“..then I found out at a certain point because I was doing all
these measurements that I was pregnant. And it turned out I was six months pregnant!”
These sorts of accounts are important to our research because we believe that human stories are immensely powerful. Through these in-depth conversations, we were able to observe more of the details and nuances of our participants’ lives and their interactions with food.
Pat is a longtime vegan and working father. We had plant for Pat a visual association activity to gain insights on how the subscriber feels about food and meal preparation. From Pat, we learned that routine is immensely important to keep life running smoothly for him, his wife, and their three-year-old son.
“After our son was born, I was like ‘oh my god, what do we do?’, because it was so chaotic. We were fine before our son was born, but now… we’re structured.”
One of the benefits of conducting these contextual inquiry interviews in participants’ homes of was that it made it much easier to learn about their lives and typical routines. Pat was able to show us his recipe books and meal planning artifacts that he and his wife use to keep themselves afloat as working parents trying to prepare healthy meals for themselves and their child.

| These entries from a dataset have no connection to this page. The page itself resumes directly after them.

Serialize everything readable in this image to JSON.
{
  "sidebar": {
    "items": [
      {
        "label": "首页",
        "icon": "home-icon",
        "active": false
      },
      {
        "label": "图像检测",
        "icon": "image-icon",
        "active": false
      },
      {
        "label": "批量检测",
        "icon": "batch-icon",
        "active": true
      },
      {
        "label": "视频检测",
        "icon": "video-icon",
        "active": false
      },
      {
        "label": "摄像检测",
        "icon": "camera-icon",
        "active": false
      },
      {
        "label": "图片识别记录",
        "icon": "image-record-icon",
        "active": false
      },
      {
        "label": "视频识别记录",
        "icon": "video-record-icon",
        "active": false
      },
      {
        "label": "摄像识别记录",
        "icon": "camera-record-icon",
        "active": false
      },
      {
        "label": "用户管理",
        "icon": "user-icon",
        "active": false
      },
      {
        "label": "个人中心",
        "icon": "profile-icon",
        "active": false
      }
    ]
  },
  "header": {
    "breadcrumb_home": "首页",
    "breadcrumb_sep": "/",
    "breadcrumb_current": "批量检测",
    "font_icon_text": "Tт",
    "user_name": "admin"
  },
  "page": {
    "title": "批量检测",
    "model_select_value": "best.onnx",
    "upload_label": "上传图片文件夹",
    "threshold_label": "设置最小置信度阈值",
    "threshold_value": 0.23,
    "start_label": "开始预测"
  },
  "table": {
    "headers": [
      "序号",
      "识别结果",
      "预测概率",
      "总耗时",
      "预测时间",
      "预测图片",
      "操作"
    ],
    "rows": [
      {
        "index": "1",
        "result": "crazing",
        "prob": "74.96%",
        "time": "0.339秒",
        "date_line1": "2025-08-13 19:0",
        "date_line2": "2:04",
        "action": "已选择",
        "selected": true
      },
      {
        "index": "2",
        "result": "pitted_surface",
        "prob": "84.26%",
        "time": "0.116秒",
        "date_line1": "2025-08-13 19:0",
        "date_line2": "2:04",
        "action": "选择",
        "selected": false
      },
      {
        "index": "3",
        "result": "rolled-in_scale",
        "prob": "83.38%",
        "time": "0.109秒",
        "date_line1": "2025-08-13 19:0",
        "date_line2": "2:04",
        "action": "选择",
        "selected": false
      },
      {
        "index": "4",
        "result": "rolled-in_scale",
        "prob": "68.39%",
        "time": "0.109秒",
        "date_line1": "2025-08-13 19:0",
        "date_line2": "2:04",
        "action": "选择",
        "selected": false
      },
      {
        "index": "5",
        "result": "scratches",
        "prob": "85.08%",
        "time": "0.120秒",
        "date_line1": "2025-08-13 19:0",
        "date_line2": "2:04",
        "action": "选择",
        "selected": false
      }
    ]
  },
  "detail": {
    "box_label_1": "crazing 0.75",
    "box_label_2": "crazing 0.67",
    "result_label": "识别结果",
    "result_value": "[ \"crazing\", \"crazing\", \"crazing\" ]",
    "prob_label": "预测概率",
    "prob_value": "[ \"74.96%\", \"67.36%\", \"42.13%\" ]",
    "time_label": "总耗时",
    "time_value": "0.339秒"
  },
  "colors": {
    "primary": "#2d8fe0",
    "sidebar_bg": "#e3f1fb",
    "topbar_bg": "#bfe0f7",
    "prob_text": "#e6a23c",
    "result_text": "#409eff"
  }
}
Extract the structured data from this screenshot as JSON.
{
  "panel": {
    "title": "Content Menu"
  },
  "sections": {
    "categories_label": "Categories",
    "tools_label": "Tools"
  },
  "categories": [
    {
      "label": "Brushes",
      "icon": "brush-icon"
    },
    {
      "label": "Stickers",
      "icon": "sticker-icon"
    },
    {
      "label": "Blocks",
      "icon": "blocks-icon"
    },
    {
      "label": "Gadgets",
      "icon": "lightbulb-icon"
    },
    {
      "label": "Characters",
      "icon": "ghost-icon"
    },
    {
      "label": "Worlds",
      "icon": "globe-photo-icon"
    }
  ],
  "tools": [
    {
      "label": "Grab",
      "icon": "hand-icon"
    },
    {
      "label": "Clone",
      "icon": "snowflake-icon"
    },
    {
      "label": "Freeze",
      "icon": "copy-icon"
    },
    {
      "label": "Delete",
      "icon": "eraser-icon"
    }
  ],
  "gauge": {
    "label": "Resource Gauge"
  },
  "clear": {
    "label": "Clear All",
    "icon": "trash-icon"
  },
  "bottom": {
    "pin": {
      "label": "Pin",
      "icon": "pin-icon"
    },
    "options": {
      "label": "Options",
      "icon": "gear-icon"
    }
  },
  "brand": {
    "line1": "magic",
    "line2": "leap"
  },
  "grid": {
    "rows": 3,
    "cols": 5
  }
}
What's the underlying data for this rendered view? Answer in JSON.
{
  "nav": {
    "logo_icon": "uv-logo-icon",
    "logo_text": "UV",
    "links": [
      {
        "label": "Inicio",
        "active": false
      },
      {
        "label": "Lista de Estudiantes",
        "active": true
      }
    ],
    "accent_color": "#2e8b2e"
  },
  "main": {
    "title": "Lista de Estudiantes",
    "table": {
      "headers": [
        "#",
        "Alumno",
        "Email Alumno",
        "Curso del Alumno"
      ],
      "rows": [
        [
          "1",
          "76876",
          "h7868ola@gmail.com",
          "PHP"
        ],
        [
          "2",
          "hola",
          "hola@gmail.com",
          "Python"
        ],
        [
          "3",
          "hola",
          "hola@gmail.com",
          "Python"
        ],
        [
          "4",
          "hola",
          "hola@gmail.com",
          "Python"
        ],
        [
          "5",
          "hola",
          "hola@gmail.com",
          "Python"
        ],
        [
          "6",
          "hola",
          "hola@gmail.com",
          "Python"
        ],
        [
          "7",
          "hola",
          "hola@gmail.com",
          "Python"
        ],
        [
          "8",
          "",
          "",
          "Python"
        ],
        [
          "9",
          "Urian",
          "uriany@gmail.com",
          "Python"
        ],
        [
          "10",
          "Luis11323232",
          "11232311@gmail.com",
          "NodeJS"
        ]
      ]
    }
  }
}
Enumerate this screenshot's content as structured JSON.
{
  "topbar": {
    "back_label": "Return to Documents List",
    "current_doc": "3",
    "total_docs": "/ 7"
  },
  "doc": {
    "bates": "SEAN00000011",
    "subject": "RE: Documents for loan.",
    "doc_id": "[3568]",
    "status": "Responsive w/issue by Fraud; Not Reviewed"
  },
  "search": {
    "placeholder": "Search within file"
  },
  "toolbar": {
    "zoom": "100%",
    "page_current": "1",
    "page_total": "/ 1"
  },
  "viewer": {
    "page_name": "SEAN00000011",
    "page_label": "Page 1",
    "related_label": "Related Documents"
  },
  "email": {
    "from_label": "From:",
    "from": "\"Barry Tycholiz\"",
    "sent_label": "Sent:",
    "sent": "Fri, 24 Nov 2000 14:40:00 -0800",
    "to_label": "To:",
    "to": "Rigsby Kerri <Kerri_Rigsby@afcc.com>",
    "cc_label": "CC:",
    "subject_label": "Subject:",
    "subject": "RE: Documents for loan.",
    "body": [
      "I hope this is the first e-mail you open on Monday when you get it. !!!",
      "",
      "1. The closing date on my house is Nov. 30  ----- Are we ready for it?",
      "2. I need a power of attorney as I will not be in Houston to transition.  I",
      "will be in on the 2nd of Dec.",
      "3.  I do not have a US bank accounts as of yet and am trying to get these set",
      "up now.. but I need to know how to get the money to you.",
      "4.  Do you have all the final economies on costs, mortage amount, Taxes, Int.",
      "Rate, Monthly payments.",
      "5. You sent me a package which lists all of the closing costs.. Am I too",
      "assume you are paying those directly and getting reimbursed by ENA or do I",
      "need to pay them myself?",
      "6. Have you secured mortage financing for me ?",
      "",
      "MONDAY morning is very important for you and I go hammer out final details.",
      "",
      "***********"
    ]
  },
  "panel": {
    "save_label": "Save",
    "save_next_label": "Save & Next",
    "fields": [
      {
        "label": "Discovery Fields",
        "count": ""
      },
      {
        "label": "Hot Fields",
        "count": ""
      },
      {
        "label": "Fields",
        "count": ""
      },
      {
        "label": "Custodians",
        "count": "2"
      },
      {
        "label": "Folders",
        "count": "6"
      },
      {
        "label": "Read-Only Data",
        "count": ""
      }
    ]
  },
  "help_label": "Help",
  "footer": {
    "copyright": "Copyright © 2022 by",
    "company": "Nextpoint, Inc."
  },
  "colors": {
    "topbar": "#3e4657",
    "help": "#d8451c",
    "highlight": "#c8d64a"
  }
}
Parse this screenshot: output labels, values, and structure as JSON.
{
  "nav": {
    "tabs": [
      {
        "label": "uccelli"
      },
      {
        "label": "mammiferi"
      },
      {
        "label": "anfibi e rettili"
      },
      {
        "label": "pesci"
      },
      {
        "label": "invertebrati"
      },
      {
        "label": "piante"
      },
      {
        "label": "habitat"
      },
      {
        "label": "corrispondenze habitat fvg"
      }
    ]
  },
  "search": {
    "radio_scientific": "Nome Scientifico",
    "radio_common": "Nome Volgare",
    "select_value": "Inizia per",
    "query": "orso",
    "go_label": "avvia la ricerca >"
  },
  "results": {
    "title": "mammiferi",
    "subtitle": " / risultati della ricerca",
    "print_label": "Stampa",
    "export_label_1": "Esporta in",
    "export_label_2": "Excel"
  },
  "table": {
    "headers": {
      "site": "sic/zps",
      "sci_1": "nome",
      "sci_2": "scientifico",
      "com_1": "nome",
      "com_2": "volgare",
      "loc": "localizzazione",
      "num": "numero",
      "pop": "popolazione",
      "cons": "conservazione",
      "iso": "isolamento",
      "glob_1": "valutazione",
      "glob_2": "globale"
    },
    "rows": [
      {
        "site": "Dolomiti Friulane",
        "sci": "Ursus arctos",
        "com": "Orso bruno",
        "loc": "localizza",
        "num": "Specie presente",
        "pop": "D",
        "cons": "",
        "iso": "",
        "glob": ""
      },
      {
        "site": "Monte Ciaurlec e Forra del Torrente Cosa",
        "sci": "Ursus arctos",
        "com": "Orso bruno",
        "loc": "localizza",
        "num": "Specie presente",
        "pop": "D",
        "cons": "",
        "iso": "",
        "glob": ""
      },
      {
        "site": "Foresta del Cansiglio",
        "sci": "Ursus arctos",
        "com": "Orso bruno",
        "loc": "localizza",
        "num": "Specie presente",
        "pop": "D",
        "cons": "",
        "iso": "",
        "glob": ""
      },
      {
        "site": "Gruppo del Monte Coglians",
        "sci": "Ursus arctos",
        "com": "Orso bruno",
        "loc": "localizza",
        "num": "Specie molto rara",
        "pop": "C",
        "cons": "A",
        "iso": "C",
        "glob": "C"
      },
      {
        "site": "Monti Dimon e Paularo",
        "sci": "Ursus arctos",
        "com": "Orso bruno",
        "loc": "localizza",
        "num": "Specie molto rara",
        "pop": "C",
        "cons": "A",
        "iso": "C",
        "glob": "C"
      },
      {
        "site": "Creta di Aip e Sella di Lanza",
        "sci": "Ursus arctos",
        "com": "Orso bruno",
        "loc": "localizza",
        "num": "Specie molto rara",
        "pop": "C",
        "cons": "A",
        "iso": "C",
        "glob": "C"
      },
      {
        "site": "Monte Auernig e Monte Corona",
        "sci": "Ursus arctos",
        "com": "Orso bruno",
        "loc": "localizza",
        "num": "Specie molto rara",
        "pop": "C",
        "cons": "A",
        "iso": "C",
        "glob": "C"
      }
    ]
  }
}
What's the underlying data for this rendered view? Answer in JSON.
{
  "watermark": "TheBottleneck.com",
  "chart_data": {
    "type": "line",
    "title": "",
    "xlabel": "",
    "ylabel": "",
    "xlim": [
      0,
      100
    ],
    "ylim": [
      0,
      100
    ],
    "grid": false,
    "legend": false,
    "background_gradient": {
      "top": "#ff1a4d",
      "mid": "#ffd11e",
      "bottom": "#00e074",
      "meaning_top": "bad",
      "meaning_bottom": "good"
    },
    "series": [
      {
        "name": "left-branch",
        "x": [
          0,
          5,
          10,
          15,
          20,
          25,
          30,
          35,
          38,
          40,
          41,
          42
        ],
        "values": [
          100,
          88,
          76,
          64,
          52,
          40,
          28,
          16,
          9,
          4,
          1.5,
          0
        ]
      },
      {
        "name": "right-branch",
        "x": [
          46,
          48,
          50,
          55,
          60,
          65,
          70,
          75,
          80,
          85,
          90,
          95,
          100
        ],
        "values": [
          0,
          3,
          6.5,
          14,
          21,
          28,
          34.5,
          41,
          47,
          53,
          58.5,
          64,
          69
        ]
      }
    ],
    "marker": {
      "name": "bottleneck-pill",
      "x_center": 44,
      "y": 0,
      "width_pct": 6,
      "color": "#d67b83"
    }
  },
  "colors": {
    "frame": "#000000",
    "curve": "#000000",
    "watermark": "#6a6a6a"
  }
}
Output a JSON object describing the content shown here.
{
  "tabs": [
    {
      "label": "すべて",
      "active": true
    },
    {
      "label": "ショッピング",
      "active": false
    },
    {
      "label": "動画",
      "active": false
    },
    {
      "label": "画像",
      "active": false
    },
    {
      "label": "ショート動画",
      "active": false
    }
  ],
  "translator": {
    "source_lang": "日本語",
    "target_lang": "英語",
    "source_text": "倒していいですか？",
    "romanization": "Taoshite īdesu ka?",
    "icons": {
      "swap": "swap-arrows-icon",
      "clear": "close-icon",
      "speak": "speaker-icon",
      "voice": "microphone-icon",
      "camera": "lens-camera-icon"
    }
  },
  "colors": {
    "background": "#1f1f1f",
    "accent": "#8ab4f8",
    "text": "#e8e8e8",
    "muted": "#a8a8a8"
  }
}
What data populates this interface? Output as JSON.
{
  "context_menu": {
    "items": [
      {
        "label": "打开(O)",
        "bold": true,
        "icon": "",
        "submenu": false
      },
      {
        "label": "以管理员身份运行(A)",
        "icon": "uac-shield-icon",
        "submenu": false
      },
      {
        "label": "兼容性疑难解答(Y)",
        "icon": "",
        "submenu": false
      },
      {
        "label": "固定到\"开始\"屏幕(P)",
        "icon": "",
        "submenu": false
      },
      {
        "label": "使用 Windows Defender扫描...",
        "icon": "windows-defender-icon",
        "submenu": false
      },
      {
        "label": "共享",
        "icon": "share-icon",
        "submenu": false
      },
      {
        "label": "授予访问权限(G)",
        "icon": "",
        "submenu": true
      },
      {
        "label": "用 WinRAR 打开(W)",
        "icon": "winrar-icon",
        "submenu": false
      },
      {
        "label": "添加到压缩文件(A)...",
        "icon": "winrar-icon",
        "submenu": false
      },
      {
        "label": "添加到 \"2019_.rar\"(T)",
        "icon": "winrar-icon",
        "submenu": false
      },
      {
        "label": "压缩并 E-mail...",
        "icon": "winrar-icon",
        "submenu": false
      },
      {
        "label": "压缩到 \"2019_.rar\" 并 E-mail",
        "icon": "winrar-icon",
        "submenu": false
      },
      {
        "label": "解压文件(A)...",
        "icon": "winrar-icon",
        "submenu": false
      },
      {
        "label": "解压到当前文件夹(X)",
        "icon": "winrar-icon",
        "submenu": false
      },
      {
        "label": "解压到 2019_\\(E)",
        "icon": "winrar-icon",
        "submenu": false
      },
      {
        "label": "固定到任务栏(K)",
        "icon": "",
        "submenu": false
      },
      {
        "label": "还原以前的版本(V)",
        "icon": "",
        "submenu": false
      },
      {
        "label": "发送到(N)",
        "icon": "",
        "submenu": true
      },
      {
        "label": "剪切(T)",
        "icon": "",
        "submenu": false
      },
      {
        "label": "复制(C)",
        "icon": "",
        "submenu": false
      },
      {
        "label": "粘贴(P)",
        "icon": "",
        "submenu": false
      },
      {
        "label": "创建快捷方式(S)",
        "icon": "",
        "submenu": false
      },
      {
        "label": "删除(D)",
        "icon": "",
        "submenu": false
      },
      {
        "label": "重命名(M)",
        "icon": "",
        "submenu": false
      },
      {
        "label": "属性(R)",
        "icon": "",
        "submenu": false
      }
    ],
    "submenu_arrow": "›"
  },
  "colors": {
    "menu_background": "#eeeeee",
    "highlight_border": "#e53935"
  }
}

We sat down with Margaret and did an “inspiration station” activity where she walked us through what meals she would prepare with a Lettuce delivery if there were no recipeas included. During our conversations, Margaret told us what her meal preparation used to look like:
“I used to go to the farmer’s market all the time. I used to plan meals for the week, look up all the recipes, write down the shopping list, go out and get what I needed… I used to do that all, but now I’m working in Lockhart. That’s an hour and a half of my day commuting every single weekday that I lost. How do I get that back?”
Margaret’s recent lifestyle change and new commute to Lockhart was what motivated her to become a new subscriber to the Lettuce meal delivery service. When she found out that there was a service that “#1 would do the planning for me and #2 would do the legwork for me?” She was hooked.
Valerie shared that the Lettuce plan that she is on is honestly too much food for her family. Her husband is more of a ‘meat and potatoes’ type of person and her teenage daughter prefers to heat up frozen “less healthy” foods, so Valerie shares some of her weekly Lettuce delivery with her neighbors. While Valerie would like to take advantage of the composting service that Lettuce offers, with her daughter’s frozen food taking up space in the freezer, it doesn’t leave mushroom to fit her own compost bin.
“They went above and beyond with the compost piece. Even though we don’t participate in it, that really impressed me and told me that these guys are for real.”
Since Valerie isn’t participating in the composting service and she has to coordinate with neighbors to make the deliveries work for her, we wondered what keeps Valerie around as a loyal Lettuce subscriber? What opportunity areas might exist to make the service work better for her needs?
These are exactly the sort of questions that we’ll be tackling next. Our team has been transcribing the audio and compiling the photos from olive our interviews because next, we will transition to the process of synthesis. Synthesis will allow us to identify patterns and themes from across our research with the goal of discerning opportunity areas for Lettuce. More on that later, loyal AC4D blog readers… until next thyme!
*vegetable puns intended